NAIROBI (Reuters) - Kenya’s president on Thursday ordered an audit of the public sector payroll to end the practice of corrupt officials claiming salaries on behalf of “ghost employees” - workers who have died, retired or deserted their duties.
Uhuru Kenyatta announced after his election in March that he would make reducing Kenya’s ballooning public sector wage bill a priority, saying it was “unsustainable” and weighing on the national budget.
In a statement from the presidency, Kenyatta said that a preliminary audit of some government ministries showed an estimated 70 million shillings ($816,300) were paid out a month to officers no longer employed in the service.
“If this were to be extrapolated to all 18 national government ministries, assuming the same trend holds, we are likely to save about 150 million shillings monthly, and approximately 1.8 billion shillings annually,” he said.
The president also said an external firm would be appointed to audit the government’s human resources services and clean up the payroll over the next three months.
In a speech last April, Kenyatta said that at around 458 billion shillings, public sector wages made up 12 percent of Kenya’s gross domestic product, compared to a “globally recommended average of seven percent of GDP”.
Kenya’s economy expanded at a below-target 5.1 percent in 2013 but growth is expected to accelerate to 5.8 percent this year, the Treasury said last week.
Kenya’s legislators are among the best paid in Africa. A move in June granting them extra allowances angered many in a country where the official unemployment rate stands at 40 percent.

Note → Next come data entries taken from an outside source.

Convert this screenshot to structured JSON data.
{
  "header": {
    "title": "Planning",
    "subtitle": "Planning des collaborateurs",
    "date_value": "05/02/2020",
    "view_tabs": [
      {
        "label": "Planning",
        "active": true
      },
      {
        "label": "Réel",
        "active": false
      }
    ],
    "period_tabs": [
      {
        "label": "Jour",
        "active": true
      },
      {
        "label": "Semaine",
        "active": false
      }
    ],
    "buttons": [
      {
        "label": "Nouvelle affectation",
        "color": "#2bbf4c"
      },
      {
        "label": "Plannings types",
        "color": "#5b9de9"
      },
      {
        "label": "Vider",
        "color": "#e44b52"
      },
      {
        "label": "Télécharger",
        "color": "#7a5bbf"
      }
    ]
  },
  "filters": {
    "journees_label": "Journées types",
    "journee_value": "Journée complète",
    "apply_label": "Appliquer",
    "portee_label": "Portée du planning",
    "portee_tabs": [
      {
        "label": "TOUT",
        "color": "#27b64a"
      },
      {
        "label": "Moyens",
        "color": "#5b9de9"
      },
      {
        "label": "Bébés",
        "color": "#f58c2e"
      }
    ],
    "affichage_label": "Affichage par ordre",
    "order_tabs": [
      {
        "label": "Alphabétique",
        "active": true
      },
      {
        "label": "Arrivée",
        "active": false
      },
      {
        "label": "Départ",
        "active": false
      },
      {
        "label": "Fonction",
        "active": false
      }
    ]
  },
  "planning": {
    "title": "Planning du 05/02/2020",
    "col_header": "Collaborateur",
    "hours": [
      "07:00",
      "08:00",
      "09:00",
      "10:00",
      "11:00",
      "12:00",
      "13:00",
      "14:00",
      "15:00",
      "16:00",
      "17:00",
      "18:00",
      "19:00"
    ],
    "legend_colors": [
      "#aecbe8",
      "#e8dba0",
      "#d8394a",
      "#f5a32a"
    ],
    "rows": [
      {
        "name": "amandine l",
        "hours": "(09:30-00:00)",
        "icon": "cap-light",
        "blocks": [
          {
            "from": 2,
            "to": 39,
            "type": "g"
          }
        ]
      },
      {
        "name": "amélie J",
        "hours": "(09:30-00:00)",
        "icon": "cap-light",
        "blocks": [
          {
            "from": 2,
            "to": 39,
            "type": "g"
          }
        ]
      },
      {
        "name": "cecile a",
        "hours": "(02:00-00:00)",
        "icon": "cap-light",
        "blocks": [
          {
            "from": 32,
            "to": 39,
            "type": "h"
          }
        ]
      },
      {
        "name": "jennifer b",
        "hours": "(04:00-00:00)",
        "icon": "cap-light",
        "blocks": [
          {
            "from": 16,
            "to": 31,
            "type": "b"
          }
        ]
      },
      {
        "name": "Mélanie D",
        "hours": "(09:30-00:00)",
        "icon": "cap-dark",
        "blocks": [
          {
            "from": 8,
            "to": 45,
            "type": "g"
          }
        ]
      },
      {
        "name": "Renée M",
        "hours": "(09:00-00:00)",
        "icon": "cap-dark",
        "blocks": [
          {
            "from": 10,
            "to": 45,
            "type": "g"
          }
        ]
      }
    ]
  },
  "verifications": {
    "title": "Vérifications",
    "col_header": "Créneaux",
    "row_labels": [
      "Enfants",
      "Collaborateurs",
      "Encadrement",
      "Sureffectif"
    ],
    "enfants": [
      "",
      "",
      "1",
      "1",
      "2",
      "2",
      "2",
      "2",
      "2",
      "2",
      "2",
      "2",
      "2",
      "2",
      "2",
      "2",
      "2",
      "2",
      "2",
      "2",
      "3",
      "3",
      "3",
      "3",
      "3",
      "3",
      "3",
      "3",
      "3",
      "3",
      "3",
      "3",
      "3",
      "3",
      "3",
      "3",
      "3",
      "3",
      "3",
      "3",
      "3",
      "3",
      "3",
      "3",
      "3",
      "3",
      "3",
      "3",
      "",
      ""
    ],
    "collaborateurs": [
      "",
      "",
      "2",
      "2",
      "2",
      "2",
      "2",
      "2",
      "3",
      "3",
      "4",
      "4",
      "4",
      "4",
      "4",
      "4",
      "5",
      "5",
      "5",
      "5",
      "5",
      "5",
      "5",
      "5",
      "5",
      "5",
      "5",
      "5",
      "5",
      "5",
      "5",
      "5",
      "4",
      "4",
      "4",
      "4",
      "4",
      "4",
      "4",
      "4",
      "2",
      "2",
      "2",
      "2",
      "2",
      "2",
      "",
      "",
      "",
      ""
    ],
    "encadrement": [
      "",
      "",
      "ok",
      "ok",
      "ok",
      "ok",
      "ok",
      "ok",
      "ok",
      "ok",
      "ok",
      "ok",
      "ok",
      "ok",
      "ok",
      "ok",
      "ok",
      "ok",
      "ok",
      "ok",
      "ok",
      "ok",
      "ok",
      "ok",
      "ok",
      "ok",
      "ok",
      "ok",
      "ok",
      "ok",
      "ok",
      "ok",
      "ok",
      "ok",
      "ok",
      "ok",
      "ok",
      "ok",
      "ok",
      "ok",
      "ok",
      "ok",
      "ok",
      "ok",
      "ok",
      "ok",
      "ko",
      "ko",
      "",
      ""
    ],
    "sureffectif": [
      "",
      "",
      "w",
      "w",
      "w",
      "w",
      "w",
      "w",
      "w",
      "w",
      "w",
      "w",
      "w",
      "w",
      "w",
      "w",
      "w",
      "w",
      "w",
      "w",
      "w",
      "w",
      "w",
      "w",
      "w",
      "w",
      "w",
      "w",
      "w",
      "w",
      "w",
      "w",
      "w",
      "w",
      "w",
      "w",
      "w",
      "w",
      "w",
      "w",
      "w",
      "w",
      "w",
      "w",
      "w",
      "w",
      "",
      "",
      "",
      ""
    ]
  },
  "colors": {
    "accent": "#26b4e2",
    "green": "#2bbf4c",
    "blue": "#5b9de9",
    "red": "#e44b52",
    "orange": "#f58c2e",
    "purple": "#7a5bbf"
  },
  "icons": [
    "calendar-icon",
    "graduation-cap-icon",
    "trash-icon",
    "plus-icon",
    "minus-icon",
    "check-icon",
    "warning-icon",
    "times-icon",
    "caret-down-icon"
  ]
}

After that, Kenyatta’s government introduced other austerity measures including travel restrictions for government officials, although critics say these have largely been ignored.
($1 = 85.7500 Kenyan shillings)
Reporting by James Macharia; Editing by Duncan Miriri and Raissa Kasolowsky